The original problem with Flash was that it could be used to spoof any HTTP header within the browser of a user who invoked the Flash object. The fix that was applied to Flash did not make the problem go away altogether. It prevented Flash being used to spoof certain built-in browser headers, such as Referer and User-Agent. However, if a vulnerable page echoes the contents of all the headers that it received (as often happens in diagnostic error messages), then Flash is still a viable delivery mechanism for a reflected XSS attack.

What Alex has noticed is that many programming languages use underscores instead of hyphens when naming a header whose value they wish to access. For example, in PHP the following will retrieve the value of the User-Agent header:

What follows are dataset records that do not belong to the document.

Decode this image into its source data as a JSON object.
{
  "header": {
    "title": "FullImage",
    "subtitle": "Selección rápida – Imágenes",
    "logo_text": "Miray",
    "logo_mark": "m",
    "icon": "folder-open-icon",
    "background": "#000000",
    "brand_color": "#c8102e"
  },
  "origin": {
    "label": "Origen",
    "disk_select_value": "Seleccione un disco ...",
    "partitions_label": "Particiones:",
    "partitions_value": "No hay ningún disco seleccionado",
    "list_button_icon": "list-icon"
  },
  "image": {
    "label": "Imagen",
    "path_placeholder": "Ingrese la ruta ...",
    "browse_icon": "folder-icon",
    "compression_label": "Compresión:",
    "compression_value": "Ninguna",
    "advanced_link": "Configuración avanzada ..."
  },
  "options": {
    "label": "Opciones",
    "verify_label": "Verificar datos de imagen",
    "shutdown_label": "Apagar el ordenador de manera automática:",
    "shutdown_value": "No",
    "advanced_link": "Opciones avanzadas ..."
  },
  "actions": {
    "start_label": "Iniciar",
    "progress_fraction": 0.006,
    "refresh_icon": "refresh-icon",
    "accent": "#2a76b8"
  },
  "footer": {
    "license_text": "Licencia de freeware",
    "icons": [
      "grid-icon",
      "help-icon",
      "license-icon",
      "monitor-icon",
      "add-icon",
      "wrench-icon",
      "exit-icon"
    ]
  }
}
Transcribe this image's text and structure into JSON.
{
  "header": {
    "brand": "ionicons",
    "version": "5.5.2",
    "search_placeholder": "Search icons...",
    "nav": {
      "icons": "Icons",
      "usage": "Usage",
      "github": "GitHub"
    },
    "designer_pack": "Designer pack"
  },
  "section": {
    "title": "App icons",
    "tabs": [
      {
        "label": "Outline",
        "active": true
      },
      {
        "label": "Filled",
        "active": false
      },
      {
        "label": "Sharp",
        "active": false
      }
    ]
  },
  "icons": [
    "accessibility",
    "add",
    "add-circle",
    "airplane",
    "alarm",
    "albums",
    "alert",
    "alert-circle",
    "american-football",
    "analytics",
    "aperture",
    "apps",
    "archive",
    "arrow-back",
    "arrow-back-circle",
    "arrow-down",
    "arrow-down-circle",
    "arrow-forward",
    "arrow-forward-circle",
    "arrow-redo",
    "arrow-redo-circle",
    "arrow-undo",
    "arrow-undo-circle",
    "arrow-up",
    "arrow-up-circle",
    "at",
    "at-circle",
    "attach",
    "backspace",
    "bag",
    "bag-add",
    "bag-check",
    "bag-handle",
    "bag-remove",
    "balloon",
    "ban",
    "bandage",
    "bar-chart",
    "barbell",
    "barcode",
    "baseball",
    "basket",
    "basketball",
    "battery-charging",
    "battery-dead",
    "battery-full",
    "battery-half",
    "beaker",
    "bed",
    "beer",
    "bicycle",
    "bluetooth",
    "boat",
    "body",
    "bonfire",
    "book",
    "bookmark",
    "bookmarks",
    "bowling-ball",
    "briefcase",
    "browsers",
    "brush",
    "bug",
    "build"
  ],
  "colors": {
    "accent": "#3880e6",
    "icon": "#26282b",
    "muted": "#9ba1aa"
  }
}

Predictably enough, a Flash object can be used to spoof a header containing the non-standard name:

req.addRequestHeader("User_Agent", "<script>alert('xss')</script>");

This is not blocked by the fix to the original problem, and yet in many languages (most notably PHP, Perl, Ruby and ColdFusion) the application will process the attacker's payload instead of the browser's built-in header. Very nice.

Alex also discusses some other attacks, which are well worth a read.

There is an important lesson in all of this, beyond the detail of the actual attack. The subject of request header spoofing arises in all kinds of situations, including XSS, XSRF and DNS pinning. Some people do not realise there is a problem at all, and many others think it has gone away through fixes to Flash and other client-side technologies. Even if the new hole is ultimately plugged, I'd bet that another one will be found soon enough. But regardless of that, we should in general make the working assumption that a malicious web site can spoof any request header of a user who accesses that site. If your application contains XSS when echoing request headers, then fix the bug. If your application trusts request headers when defending against other attacks, then find a more robust defence, before someone else finds a way to bypass it.